So fine, I don’t need nice things. But the things that are nice, the things I bought on sale but not necessarily on clearance, I do wish I could keep that way. Not so, declares Scout, who promptly upon being adopted worked her way doggedly through an assortment of shoes, ferociously tore Em’s stuffed animals from limb to limb, and gnawed through the straws on a wide variety of sippy cups. Replaceable items, certainly, but few of them are likely to be replaced. The stuffed animals themselves, many of them gifts or inherited from my own childhood, are not strictly essential to life. They are soft, yes. Emmaline reaches out for them and calls them by name or else makes the animal noise associated with their particular species in a plaintive request and, yes, of course it is adorable when she rubs them against her face and looks at them with such devotion that your heart breaks to think that there is so much love in your child for an inanimate object that surely she will change the world with all the good she is destined to do. But no, they are not strictly necessary in life.

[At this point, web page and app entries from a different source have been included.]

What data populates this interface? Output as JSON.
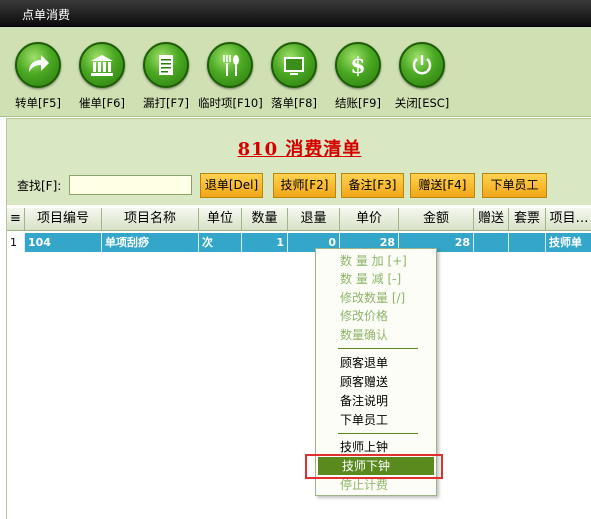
{
  "window": {
    "title": "点单消费"
  },
  "toolbar": {
    "buttons": [
      {
        "label": "转单[F5]",
        "icon": "arrow-transfer-icon"
      },
      {
        "label": "催单[F6]",
        "icon": "building-icon"
      },
      {
        "label": "漏打[F7]",
        "icon": "document-icon"
      },
      {
        "label": "临时项[F10]",
        "icon": "utensils-icon"
      },
      {
        "label": "落单[F8]",
        "icon": "screen-icon"
      },
      {
        "label": "结账[F9]",
        "icon": "dollar-icon"
      },
      {
        "label": "关闭[ESC]",
        "icon": "power-icon"
      }
    ]
  },
  "main": {
    "title": "810 消费清单",
    "search": {
      "label": "查找[F]:",
      "value": ""
    },
    "actions": [
      {
        "label": "退单[Del]"
      },
      {
        "label": "技师[F2]"
      },
      {
        "label": "备注[F3]"
      },
      {
        "label": "赠送[F4]"
      },
      {
        "label": "下单员工"
      }
    ]
  },
  "table": {
    "corner_glyph": "≡",
    "columns": [
      "项目编号",
      "项目名称",
      "单位",
      "数量",
      "退量",
      "单价",
      "金额",
      "赠送",
      "套票",
      "项目…"
    ],
    "rows": [
      {
        "index": "1",
        "cells": [
          "104",
          "单项刮痧",
          "次",
          "1",
          "0",
          "28",
          "28",
          "",
          "",
          "技师单"
        ]
      }
    ]
  },
  "context_menu": {
    "groups": [
      [
        {
          "label": "数 量 加 [+]",
          "state": "disabled"
        },
        {
          "label": "数 量 减 [-]",
          "state": "disabled"
        },
        {
          "label": "修改数量 [/]",
          "state": "disabled"
        },
        {
          "label": "修改价格",
          "state": "disabled"
        },
        {
          "label": "数量确认",
          "state": "disabled"
        }
      ],
      [
        {
          "label": "顾客退单",
          "state": "enabled"
        },
        {
          "label": "顾客赠送",
          "state": "enabled"
        },
        {
          "label": "备注说明",
          "state": "enabled"
        },
        {
          "label": "下单员工",
          "state": "enabled"
        }
      ],
      [
        {
          "label": "技师上钟",
          "state": "enabled"
        },
        {
          "label": "技师下钟",
          "state": "selected"
        },
        {
          "label": "停止计费",
          "state": "disabled"
        }
      ]
    ]
  },
  "colors": {
    "toolbar_bg": "#cfe0b3",
    "title_red": "#d40000",
    "row_selected": "#33a6c9",
    "menu_selected": "#5a8a1e",
    "button_orange": "#f2a517",
    "highlight": "#e03030"
  }
}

Still, it makes me panic at times, in a way that my heart attack provoking mammoth heating bill failed to. We will pay it. We will turn the heat down. Problem solved. It’s a bummer, but we will move on. But with the other thing – Scout’s constant spiriting away of plush toys and magazines and Tupperware containers to the exact spot under the dining room where she is unreachable and thus can eviscerate or shred or fracture said items in peace – I come almost to tears over several times a week.
It is not only the things. It is not only the energy directed at avoiding disaster that is attention diverted from Emmaline since she’s too busy burying her face in Scout’s side or patting the dog’s head to notice how frazzled I am.
It is the knowledge that it will never end. It is the acceptance that I am absolutely powerless to eliminate this behavior right away. We are making progress here as in all the rest of it. She is a much better dog than she was when we got her, ribs showing and so desperate for love that she would bounce up and nip at your face. And there are times when she is the sweetest dog you will ever meet.
I love her and have begun to feel, finally, that she is part of the family. I do not wish she had never come, or at least I do not wish this as often as I used to. But I also know there will be more than a few expletive-invoking incidents before she grows out of this phase and that no amount of nervous hovering will ever be equal to her ability to gauge exactly the right moment to snatch and grab. As such, for the time being at least, my disposable income is destined to continue to be just that – disposable.